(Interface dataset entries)
>>>>>

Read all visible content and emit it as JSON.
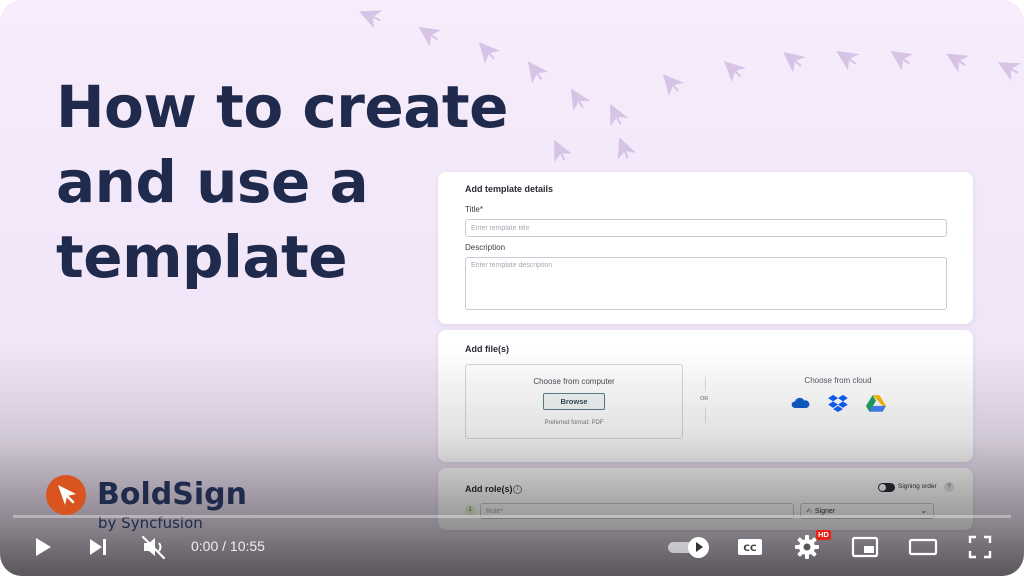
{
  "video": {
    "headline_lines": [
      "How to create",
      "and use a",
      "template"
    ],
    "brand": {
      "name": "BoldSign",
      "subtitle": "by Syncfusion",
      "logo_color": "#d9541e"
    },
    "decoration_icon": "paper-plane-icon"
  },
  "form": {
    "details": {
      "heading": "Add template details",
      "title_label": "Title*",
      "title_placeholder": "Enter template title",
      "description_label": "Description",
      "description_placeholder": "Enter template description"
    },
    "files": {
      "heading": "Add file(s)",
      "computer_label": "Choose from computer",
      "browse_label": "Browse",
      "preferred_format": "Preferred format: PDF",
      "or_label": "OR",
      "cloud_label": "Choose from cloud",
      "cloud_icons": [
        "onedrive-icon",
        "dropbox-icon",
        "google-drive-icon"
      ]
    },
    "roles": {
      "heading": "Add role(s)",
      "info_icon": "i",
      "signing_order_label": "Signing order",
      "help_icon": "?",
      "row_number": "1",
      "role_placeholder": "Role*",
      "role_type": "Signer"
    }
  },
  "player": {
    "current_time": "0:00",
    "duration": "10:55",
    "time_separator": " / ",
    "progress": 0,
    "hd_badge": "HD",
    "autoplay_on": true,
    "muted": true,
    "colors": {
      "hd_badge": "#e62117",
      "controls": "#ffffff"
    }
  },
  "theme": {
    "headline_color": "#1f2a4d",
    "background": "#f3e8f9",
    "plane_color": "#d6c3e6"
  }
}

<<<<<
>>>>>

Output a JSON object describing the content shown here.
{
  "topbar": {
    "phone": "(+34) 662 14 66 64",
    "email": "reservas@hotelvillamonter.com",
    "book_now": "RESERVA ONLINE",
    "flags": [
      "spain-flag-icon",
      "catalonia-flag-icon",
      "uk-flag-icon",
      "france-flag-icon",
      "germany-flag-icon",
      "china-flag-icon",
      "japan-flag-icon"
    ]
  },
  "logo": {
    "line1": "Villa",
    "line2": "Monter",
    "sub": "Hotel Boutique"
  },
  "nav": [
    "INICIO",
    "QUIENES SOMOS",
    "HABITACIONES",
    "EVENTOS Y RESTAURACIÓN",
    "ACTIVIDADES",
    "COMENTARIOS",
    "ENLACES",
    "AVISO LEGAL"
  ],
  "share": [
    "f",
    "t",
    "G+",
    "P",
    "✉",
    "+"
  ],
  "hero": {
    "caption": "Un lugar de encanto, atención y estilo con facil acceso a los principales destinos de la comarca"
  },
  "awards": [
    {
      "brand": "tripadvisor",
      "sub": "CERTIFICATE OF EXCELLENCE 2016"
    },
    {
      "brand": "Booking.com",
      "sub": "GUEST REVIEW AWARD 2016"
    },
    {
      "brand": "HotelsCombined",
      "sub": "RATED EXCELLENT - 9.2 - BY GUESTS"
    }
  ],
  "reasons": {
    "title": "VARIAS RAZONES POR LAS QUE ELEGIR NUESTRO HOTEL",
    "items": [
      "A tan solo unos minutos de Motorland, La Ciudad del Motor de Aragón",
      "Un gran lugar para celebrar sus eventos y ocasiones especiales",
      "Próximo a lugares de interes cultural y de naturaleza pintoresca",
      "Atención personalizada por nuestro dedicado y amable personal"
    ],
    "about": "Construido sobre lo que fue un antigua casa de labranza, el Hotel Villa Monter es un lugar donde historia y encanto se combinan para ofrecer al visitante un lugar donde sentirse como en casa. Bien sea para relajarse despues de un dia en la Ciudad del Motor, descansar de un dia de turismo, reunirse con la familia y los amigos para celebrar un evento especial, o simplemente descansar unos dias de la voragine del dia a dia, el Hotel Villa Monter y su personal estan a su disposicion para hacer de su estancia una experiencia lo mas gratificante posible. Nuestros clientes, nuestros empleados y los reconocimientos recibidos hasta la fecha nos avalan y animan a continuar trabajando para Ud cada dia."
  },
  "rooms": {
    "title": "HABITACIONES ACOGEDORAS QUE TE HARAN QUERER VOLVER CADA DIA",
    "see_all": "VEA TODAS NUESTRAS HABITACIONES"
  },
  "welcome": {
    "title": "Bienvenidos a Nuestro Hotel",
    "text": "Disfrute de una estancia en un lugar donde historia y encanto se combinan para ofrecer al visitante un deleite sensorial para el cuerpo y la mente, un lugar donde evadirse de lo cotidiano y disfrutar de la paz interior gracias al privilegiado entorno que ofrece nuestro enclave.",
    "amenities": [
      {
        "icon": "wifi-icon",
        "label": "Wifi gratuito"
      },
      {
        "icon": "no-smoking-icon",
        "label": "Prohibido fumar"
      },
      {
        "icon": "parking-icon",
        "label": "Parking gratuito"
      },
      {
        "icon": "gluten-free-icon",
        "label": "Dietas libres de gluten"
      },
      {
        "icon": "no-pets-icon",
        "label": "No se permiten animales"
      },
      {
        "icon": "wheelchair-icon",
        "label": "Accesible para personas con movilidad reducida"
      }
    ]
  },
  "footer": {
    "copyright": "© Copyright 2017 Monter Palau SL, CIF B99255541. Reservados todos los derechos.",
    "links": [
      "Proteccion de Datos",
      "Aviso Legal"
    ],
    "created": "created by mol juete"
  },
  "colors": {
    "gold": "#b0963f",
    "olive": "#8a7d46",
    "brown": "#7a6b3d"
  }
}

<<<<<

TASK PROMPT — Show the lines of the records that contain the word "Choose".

COMPLETED EXERCISE —
      "computer_label": "Choose from computer",
      "cloud_label": "Choose from cloud",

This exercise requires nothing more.